The following options are available to you after the IRS levies your bank account:
- You can stop the levy before your money goes to the IRS by requesting a payment extension that lets you pay off the debt within 120 days.
- You can negotiate a payment plan or apply for the currently non-collectible status.
- The IRS will lift a levy from a bank account if you reach out to them while your account is still frozen and explain that it will cause financial hardship.
Once the bank takes the funds from your account and gives them to the IRS, you can apply for reimbursement only if the seized amount exceeds the balance due.
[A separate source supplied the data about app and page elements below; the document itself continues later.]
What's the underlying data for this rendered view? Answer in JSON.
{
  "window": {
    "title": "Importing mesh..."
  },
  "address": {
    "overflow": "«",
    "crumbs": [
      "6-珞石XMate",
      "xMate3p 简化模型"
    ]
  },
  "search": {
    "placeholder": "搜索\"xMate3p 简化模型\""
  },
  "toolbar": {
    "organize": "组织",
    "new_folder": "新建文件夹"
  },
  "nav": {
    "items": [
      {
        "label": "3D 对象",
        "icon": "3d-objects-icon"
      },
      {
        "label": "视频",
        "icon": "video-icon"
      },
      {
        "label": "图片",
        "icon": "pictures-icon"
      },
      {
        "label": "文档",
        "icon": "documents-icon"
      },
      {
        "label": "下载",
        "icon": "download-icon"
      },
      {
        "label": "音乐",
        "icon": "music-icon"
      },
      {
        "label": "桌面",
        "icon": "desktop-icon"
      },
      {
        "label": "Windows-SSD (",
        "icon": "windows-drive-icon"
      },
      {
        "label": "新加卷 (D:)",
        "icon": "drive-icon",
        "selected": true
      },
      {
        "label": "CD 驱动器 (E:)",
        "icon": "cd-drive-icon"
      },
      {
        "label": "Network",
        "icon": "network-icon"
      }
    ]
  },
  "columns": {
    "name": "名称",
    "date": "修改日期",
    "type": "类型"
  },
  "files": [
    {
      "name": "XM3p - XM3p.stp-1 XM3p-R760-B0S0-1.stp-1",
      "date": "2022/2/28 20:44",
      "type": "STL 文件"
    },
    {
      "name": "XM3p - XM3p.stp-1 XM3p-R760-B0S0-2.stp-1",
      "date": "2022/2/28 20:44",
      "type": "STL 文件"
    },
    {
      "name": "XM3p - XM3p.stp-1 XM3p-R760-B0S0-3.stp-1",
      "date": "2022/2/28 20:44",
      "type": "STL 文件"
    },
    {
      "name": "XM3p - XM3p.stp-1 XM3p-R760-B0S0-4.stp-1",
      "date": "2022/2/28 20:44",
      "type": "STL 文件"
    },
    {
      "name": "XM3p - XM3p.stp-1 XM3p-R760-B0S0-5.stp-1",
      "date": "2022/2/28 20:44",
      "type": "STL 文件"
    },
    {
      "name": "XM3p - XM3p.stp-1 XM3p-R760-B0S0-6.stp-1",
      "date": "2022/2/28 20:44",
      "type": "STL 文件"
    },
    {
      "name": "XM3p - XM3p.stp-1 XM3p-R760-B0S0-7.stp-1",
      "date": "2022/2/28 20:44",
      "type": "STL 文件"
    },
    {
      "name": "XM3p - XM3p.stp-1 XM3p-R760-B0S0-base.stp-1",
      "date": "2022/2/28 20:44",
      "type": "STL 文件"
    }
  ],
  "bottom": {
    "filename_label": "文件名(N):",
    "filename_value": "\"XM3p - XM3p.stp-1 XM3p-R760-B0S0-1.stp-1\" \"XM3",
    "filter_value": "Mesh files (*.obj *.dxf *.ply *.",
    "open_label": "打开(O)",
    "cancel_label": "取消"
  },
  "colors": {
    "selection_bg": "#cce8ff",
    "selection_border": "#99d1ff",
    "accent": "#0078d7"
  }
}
Bank fees charged due to an erroneous levy are reimbursable. You should file Form 8546 if the bank charged you a fee for processing a levy even though you paid the tax debt and met all reimbursement requirements.
Frequently Asked Questions
You’ll have 21 days to stop the IRS from seizing your funds, so you’re unlikely to get your money back if you don’t reach out to the IRS within this time.
If the debt expires soon or you receive a state tax refund, the IRS can levy your bank account without notice. In all other cases, the levy is considered invalid if it was issued without prior notice.
If you’re a signatory on a bank account and not its holder, the IRS can levy it to collect a debt. The account holder or their legal representative can call the number on Form 668-A(C)DO and provide evidence that the funds in the account don’t belong to you to stop the levy.
A bank levy is a one-time seizure of funds in a bank account. If the first levy isn’t sufficient to erase the tax debt, the IRS can levy a bank monthly until it collects the full amount.
Learning to Manage Tax Debts and Avoid Bank Account Levies
Filing tax returns and paying taxes on time is all you need to do to avoid tax debts. Neglecting your tax obligations and allowing your tax debt to run amok is the worst thing you can do if you find yourself in a situation where you cannot afford to fulfill your tax obligations.
It would help if you didn’t wait for the IRS to levy your bank account. Once the levy is in effect, you’ll have limited time to respond and prevent the IRS from seizing your funds.
Logan is a practicing CPA and founder of Choice Tax Relief and Money Done Right. After spending nearly a decade in the corporate world helping big businesses save money, he launched his blog with the goal of helping everyday Americans earn, save, and invest more money. Learn more about Logan.